Alzheimer’s & dementia : the journal of the Alzheimer’s Association
Formal publication: February 2023
Authors: Snyder, A., Grant, H., Chou, A., Lindbergh, C. A., Kramer, J. H., Miller, B. L., & Elahi, F. M.
Abstract: Introduction: Immune dysfunction is important in aging and neurodegeneration; lacking clinically available tools limits research translation. We tested associations of cerebral spinal fluid (CSF) monocyte-to-lymphocyte ratio (MLR)-innate immune activation surrogate-with cognition in an aging and dementia cohort, hypothesizing that elevated MLR is associated with poorer executive functioning.
Methods: CSF MLR was calculated in well-characterized, genotyped participants enrolled in studies of aging and dementia at University of California, San Francisco Memory and Aging Center (n = 199, mean age 57.5 years, SD 11.9). Linear models tested associations with episodic memory and executive function (verbal fluency, speeded set-shifting).
Results: Aging was associated with higher CSF monocyte, lower lymphocyte counts, and higher MLRs (p < 0.001). MLR was associated with verbal fluency (p < 0.05) only.
Discussion: Using clinical labs, we show an inverse association between CSF MLR and executive function in aging and dementia, supporting the utility of clinical labs in capturing associations between innate immune dysfunction and neurodegeneration.
The Brain Health Diplomat’s Toolkit: supporting brain health diplomacy leaders in Latin America and the Caribbean
Navigating the multiple dimensions of the creativity-mental disorder link: a Convergence Mental Health perspective

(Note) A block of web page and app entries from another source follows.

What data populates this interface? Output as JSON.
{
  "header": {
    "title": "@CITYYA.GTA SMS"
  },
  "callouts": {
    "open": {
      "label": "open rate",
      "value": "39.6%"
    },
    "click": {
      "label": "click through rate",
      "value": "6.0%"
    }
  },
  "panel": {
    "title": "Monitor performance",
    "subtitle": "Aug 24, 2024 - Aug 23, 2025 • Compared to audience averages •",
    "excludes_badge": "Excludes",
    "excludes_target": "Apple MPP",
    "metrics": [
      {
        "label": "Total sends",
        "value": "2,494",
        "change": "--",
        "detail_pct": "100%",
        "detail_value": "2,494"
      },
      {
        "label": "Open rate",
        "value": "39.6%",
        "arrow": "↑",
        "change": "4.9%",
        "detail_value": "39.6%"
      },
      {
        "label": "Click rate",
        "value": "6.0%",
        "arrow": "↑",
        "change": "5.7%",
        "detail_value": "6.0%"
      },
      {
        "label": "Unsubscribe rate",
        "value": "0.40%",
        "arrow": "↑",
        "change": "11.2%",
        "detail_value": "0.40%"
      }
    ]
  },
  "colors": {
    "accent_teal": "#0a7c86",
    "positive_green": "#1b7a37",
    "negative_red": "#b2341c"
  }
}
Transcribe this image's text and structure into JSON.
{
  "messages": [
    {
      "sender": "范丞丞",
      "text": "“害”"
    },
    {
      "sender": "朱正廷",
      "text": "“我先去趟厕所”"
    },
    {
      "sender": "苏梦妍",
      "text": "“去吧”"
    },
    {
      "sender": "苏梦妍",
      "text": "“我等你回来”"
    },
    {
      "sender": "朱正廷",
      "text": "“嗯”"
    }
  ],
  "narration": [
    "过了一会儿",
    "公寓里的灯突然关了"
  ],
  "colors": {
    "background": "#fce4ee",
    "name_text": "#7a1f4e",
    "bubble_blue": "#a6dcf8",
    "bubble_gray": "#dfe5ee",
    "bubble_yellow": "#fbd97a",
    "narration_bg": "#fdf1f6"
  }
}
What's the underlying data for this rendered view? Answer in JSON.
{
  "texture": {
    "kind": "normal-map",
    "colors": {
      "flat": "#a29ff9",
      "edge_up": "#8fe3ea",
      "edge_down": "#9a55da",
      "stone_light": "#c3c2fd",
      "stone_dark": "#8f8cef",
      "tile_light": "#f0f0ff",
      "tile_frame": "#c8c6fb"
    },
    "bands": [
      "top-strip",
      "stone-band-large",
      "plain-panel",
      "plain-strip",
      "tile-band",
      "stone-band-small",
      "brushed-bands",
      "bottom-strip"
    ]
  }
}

Global South research is critical for understanding brain health, ageing and dementia
The Human Affectome